Ohio’s Unemployment Rate Decreased to 3.9% in February
COLUMBUS, Ohio – Ohio’s unemployment rate declined to 3.9% in February, the Ohio Department of Job and Family Services reported Friday morning.
Last month’s unemployment rate was down one-tenth of a percentage point from January’s 4.0% rate, which also was the unemployment rate in February 2022.
The U.S. unemployment rate for February 2023 was 3.6%, up from 3.4% in January 2023, and down from 3.8% in February 2022.
Ohio’s labor force participation rate last month was 61.4%, up from 61.2% in January 2023 and down from 61.6% in February 2022. During the same period, the national labor force participation rate was 62.5%, up from 62.4% in January 2023 and up from 62.2% in February 2022.
Nonagricultural wage and salary employment in the state increased 900 over the month, from a revised 5,574,600 in January to 5,575,500 in February, according to the latest business establishment survey conducted by the U.S. Department of Labor in cooperation with the Ohio Department of Job and Family Services.
Employment in goods-producing industries, at 935,200, increased 1,100 as gains in construction and mining and logging exceeded losses in manufacturing.

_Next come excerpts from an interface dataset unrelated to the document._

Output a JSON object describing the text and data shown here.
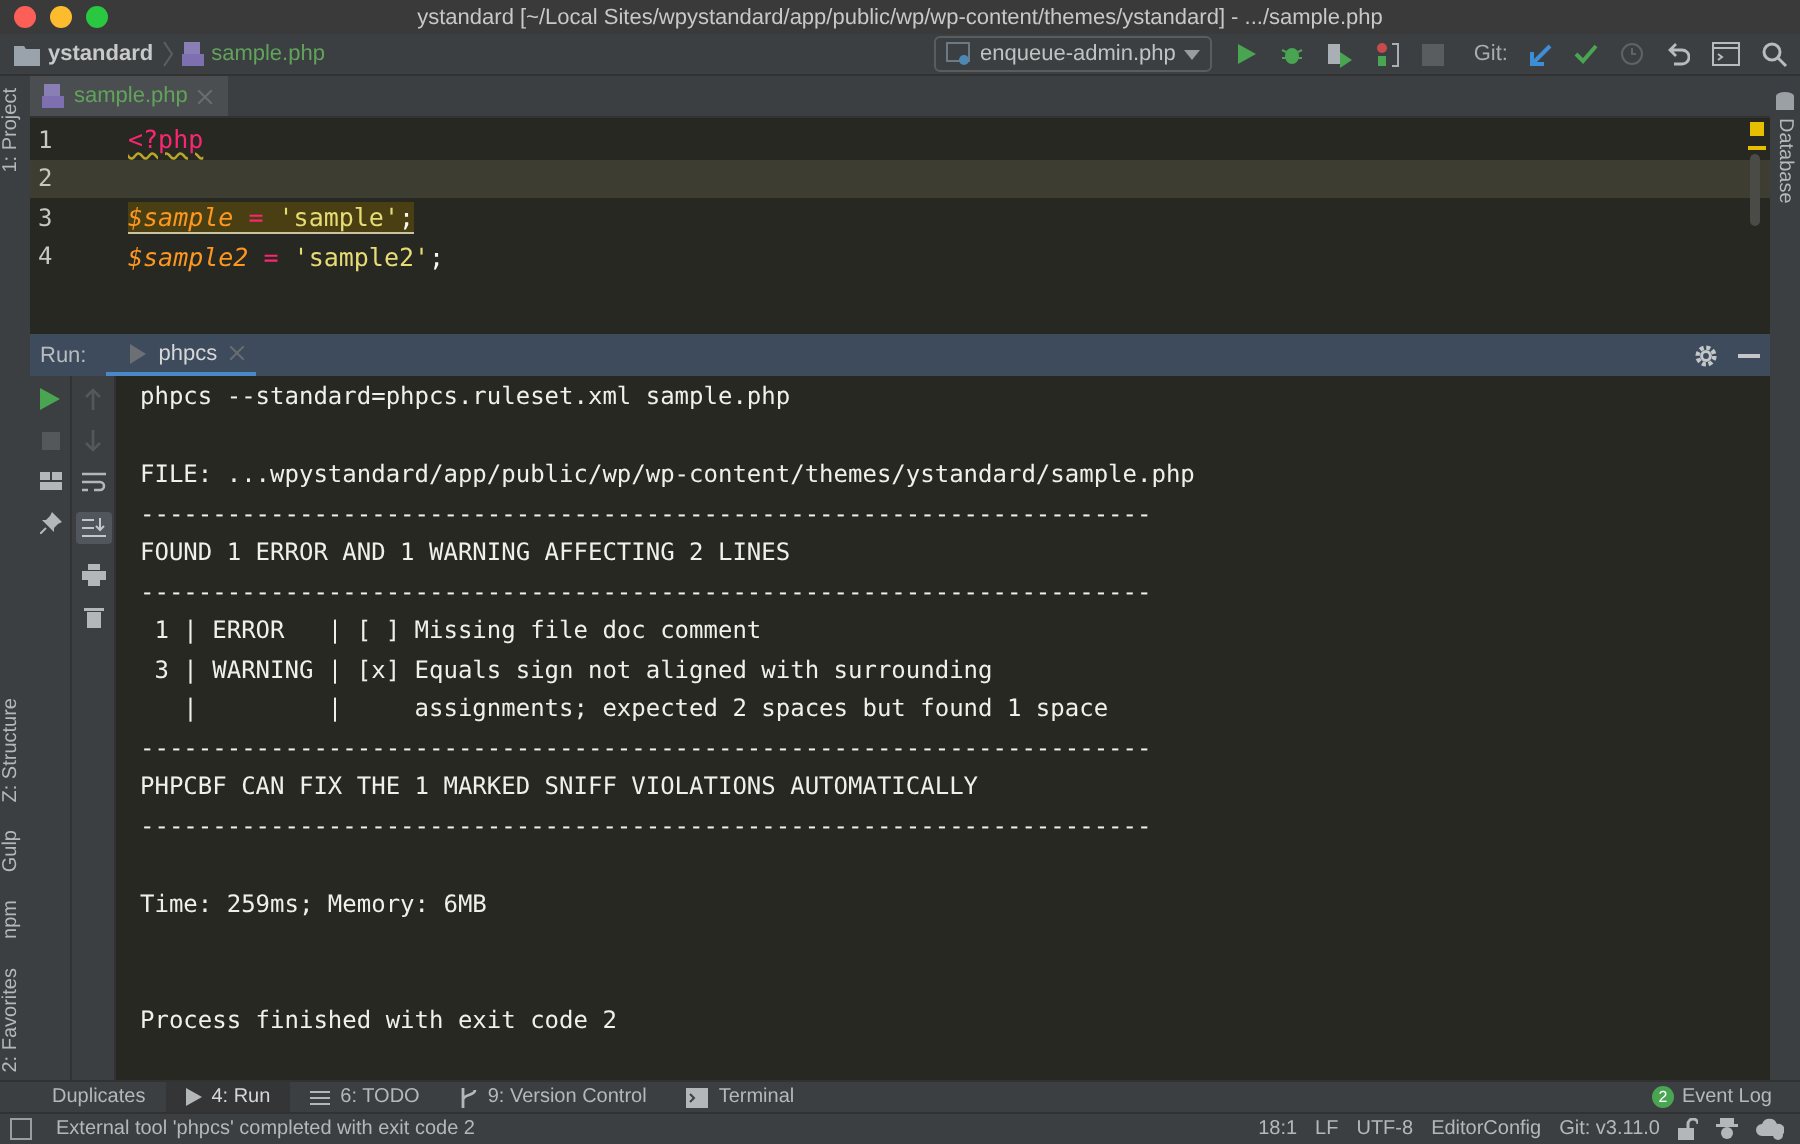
{
  "window": {
    "title": "ystandard [~/Local Sites/wpystandard/app/public/wp/wp-content/themes/ystandard] - .../sample.php"
  },
  "breadcrumb": [
    {
      "kind": "folder",
      "label": "ystandard"
    },
    {
      "kind": "file",
      "label": "sample.php"
    }
  ],
  "toolbar": {
    "run_config": "enqueue-admin.php",
    "git_label": "Git:"
  },
  "left_strip": [
    {
      "label": "1: Project",
      "kind": "top"
    },
    {
      "label": "Z: Structure",
      "kind": "bottom"
    },
    {
      "label": "Gulp",
      "kind": "bottom"
    },
    {
      "label": "npm",
      "kind": "bottom"
    },
    {
      "label": "2: Favorites",
      "kind": "bottom"
    }
  ],
  "right_strip": [
    {
      "label": "Database"
    }
  ],
  "editor_tabs": [
    {
      "label": "sample.php",
      "selected": true
    }
  ],
  "code_lines": [
    {
      "number": "1",
      "current": false,
      "warning": false,
      "tokens": [
        {
          "kind": "tag",
          "text": "<?php"
        }
      ]
    },
    {
      "number": "2",
      "current": true,
      "warning": false
    },
    {
      "number": "3",
      "current": false,
      "warning": true,
      "tokens": [
        {
          "kind": "var",
          "text": "$sample"
        },
        {
          "kind": "op",
          "text": " = "
        },
        {
          "kind": "str",
          "text": "'sample'"
        },
        {
          "kind": "punct",
          "text": ";"
        }
      ]
    },
    {
      "number": "4",
      "current": false,
      "warning": false,
      "tokens": [
        {
          "kind": "var",
          "text": "$sample2"
        },
        {
          "kind": "op",
          "text": " = "
        },
        {
          "kind": "str",
          "text": "'sample2'"
        },
        {
          "kind": "punct",
          "text": ";"
        }
      ]
    }
  ],
  "run_panel": {
    "label": "Run:",
    "tabs": [
      {
        "label": "phpcs",
        "selected": true
      }
    ]
  },
  "console": [
    {
      "kind": "text",
      "text": "phpcs --standard=phpcs.ruleset.xml sample.php"
    },
    {
      "kind": "blank"
    },
    {
      "kind": "text",
      "text": "FILE: ...wpystandard/app/public/wp/wp-content/themes/ystandard/sample.php"
    },
    {
      "kind": "text",
      "text": "----------------------------------------------------------------------"
    },
    {
      "kind": "text",
      "text": "FOUND 1 ERROR AND 1 WARNING AFFECTING 2 LINES"
    },
    {
      "kind": "text",
      "text": "----------------------------------------------------------------------"
    },
    {
      "kind": "text",
      "text": " 1 | ERROR   | [ ] Missing file doc comment"
    },
    {
      "kind": "text",
      "text": " 3 | WARNING | [x] Equals sign not aligned with surrounding"
    },
    {
      "kind": "text",
      "text": "   |         |     assignments; expected 2 spaces but found 1 space"
    },
    {
      "kind": "text",
      "text": "----------------------------------------------------------------------"
    },
    {
      "kind": "text",
      "text": "PHPCBF CAN FIX THE 1 MARKED SNIFF VIOLATIONS AUTOMATICALLY"
    },
    {
      "kind": "text",
      "text": "----------------------------------------------------------------------"
    },
    {
      "kind": "blank"
    },
    {
      "kind": "text",
      "text": "Time: 259ms; Memory: 6MB"
    },
    {
      "kind": "blank"
    },
    {
      "kind": "blank"
    },
    {
      "kind": "text",
      "text": "Process finished with exit code 2"
    }
  ],
  "tool_tabs": [
    {
      "label": "Duplicates",
      "kind": "plain",
      "selected": false
    },
    {
      "label": "4: Run",
      "kind": "run",
      "selected": true
    },
    {
      "label": "6: TODO",
      "kind": "todo",
      "selected": false
    },
    {
      "label": "9: Version Control",
      "kind": "vcs",
      "selected": false
    },
    {
      "label": "Terminal",
      "kind": "terminal",
      "selected": false
    }
  ],
  "event_log": {
    "count": "2",
    "label": "Event Log"
  },
  "status_bar": {
    "message": "External tool 'phpcs' completed with exit code 2",
    "items": [
      "18:1",
      "LF",
      "UTF-8",
      "EditorConfig",
      "Git: v3.11.0"
    ]
  }
}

The private service-providing sector, at 3,870,700, added 1,200 jobs. Gains in private educational and health services; trade, transportation and utilities; financial activities; leisure and hospitality; other services; and information surpassed losses in professional and business services.

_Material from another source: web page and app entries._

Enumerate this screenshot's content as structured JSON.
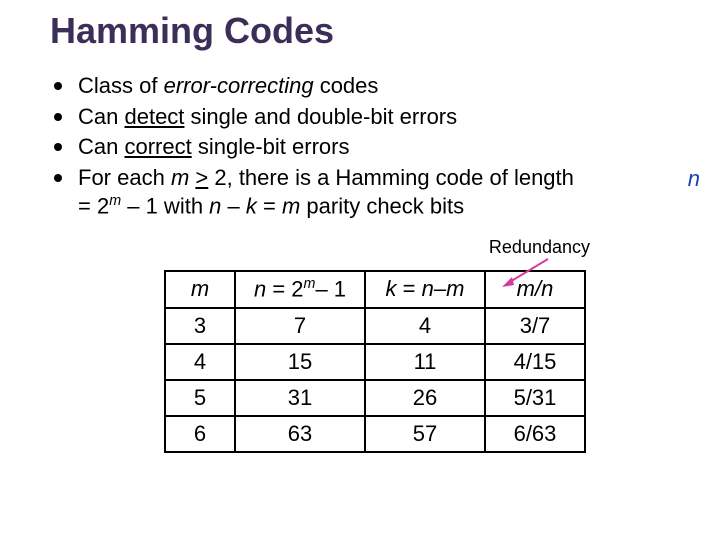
{
  "title": "Hamming Codes",
  "bullets": {
    "b0_pre": "Class of ",
    "b0_em": "error-correcting",
    "b0_post": " codes",
    "b1_pre": "Can ",
    "b1_u": "detect",
    "b1_post": " single and double-bit errors",
    "b2_pre": "Can ",
    "b2_u": "correct",
    "b2_post": " single-bit errors",
    "b3_a": "For each ",
    "b3_m": "m",
    "b3_b": " ",
    "b3_ge": ">",
    "b3_c": " 2, there is a Hamming code of length   ",
    "b3_eq": "= 2",
    "b3_sup": "m",
    "b3_d": " – 1 with ",
    "b3_n": "n",
    "b3_e": " – ",
    "b3_k": "k",
    "b3_f": " = ",
    "b3_m2": "m",
    "b3_g": " parity check bits",
    "b3_side": "n"
  },
  "redundancy_label": "Redundancy",
  "chart_data": {
    "type": "table",
    "headers": {
      "h0": "m",
      "h1_pre": "n",
      "h1_mid": " = 2",
      "h1_sup": "m",
      "h1_post": "– 1",
      "h2_pre": "k",
      "h2_mid": " = ",
      "h2_n": "n",
      "h2_dash": "–",
      "h2_m": "m",
      "h3": "m/n"
    },
    "rows": [
      {
        "m": "3",
        "n": "7",
        "k": "4",
        "mn": "3/7"
      },
      {
        "m": "4",
        "n": "15",
        "k": "11",
        "mn": "4/15"
      },
      {
        "m": "5",
        "n": "31",
        "k": "26",
        "mn": "5/31"
      },
      {
        "m": "6",
        "n": "63",
        "k": "57",
        "mn": "6/63"
      }
    ]
  }
}
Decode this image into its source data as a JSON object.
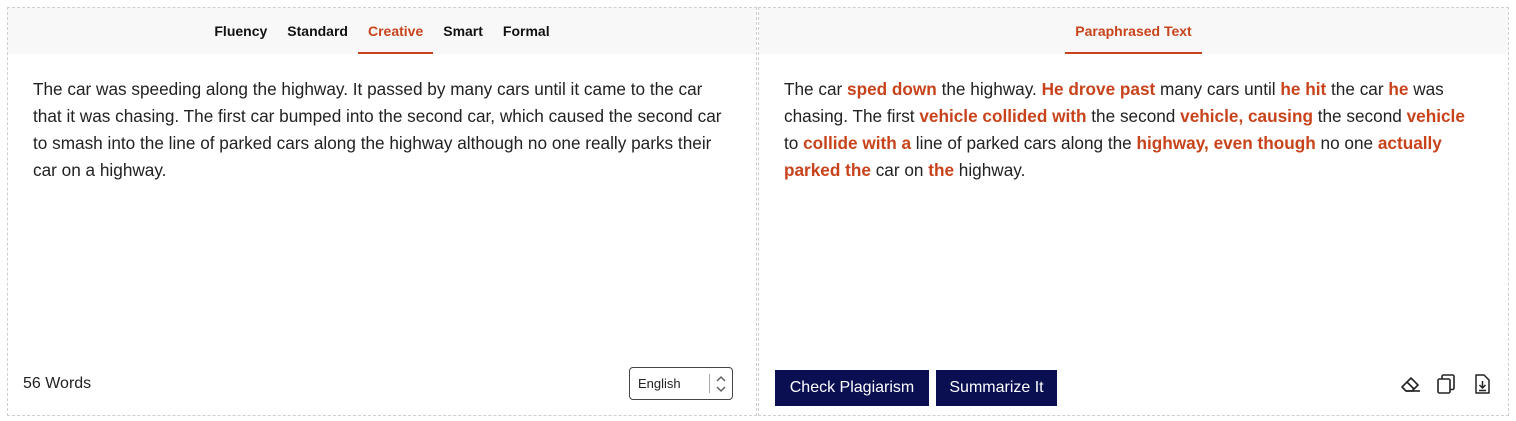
{
  "modes": [
    "Fluency",
    "Standard",
    "Creative",
    "Smart",
    "Formal"
  ],
  "active_mode": "Creative",
  "input": {
    "text": "The car was speeding along the highway. It passed by many cars until it came to the car that it was chasing. The first car bumped into the second car, which caused the second car to smash into the line of parked cars along the highway although no one really parks their car on a highway.",
    "word_count": "56 Words",
    "language": "English"
  },
  "output": {
    "tab_label": "Paraphrased Text",
    "segments": [
      {
        "t": "The car ",
        "h": false
      },
      {
        "t": "sped down",
        "h": true
      },
      {
        "t": " the highway. ",
        "h": false
      },
      {
        "t": "He drove past",
        "h": true
      },
      {
        "t": " many cars until ",
        "h": false
      },
      {
        "t": "he hit",
        "h": true
      },
      {
        "t": " the car ",
        "h": false
      },
      {
        "t": "he",
        "h": true
      },
      {
        "t": " was chasing. The first ",
        "h": false
      },
      {
        "t": "vehicle collided with",
        "h": true
      },
      {
        "t": " the second ",
        "h": false
      },
      {
        "t": "vehicle, causing",
        "h": true
      },
      {
        "t": " the second ",
        "h": false
      },
      {
        "t": "vehicle",
        "h": true
      },
      {
        "t": " to ",
        "h": false
      },
      {
        "t": "collide with a",
        "h": true
      },
      {
        "t": " line of parked cars along the ",
        "h": false
      },
      {
        "t": "highway, even though",
        "h": true
      },
      {
        "t": " no one ",
        "h": false
      },
      {
        "t": "actually parked the",
        "h": true
      },
      {
        "t": " car on ",
        "h": false
      },
      {
        "t": "the",
        "h": true
      },
      {
        "t": " highway.",
        "h": false
      }
    ]
  },
  "actions": {
    "check_plagiarism": "Check Plagiarism",
    "summarize": "Summarize It"
  },
  "icons": [
    "eraser-icon",
    "copy-icon",
    "download-icon"
  ],
  "colors": {
    "accent": "#c8431b",
    "button_bg": "#0a0f52",
    "tab_bar_bg": "#f8f8f8"
  }
}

Government employment, at 769,600, decreased 1,400 as losses in state and local government outweighed gains in federal government.
Year-over-year, nonagricultural wage and salary employment increased 77,800 in February.

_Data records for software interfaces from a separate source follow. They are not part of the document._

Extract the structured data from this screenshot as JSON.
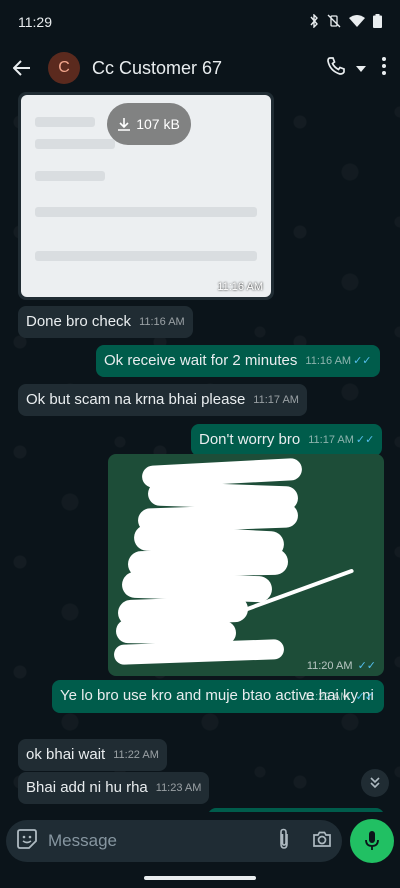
{
  "status_bar": {
    "time": "11:29"
  },
  "header": {
    "avatar_letter": "C",
    "contact_name": "Cc Customer 67"
  },
  "messages": {
    "m0_download_size": "107 kB",
    "m0_time": "11:16 AM",
    "m1_text": "Done bro check",
    "m1_time": "11:16 AM",
    "m2_text": "Ok receive wait for 2 minutes",
    "m2_time": "11:16 AM",
    "m3_text": "Ok but scam na krna bhai please",
    "m3_time": "11:17 AM",
    "m4_text": "Don't worry bro",
    "m4_time": "11:17 AM",
    "m5_time": "11:20 AM",
    "m6_text": "Ye lo bro use kro and muje btao active hai ky ni",
    "m6_time": "11:22 AM",
    "m7_text": "ok bhai wait",
    "m7_time": "11:22 AM",
    "m8_text": "Bhai add ni hu rha",
    "m8_time": "11:23 AM"
  },
  "composer": {
    "placeholder": "Message"
  },
  "colors": {
    "background": "#0b141a",
    "incoming_bubble": "#202c33",
    "outgoing_bubble": "#005c4b",
    "accent_green": "#21c063",
    "read_tick": "#53bdeb"
  }
}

Employment in goods-producing industries increased 17,800. Manufacturing added 8,700 jobs. Gains in durable goods surpassed losses in nondurable goods. Construction added 8,500 jobs, and mining and logging gained 600 jobs.
Employment in the private service-providing sector increased 53,600. Gains in private educational and health services; leisure and hospitality; other services; and financial activities outpaced losses in professional and business services; trade, transportation and utilities; and information. Government employment increased 6,400, with gains in state, local and federal government.
Published by The Business Journal, Youngstown, Ohio.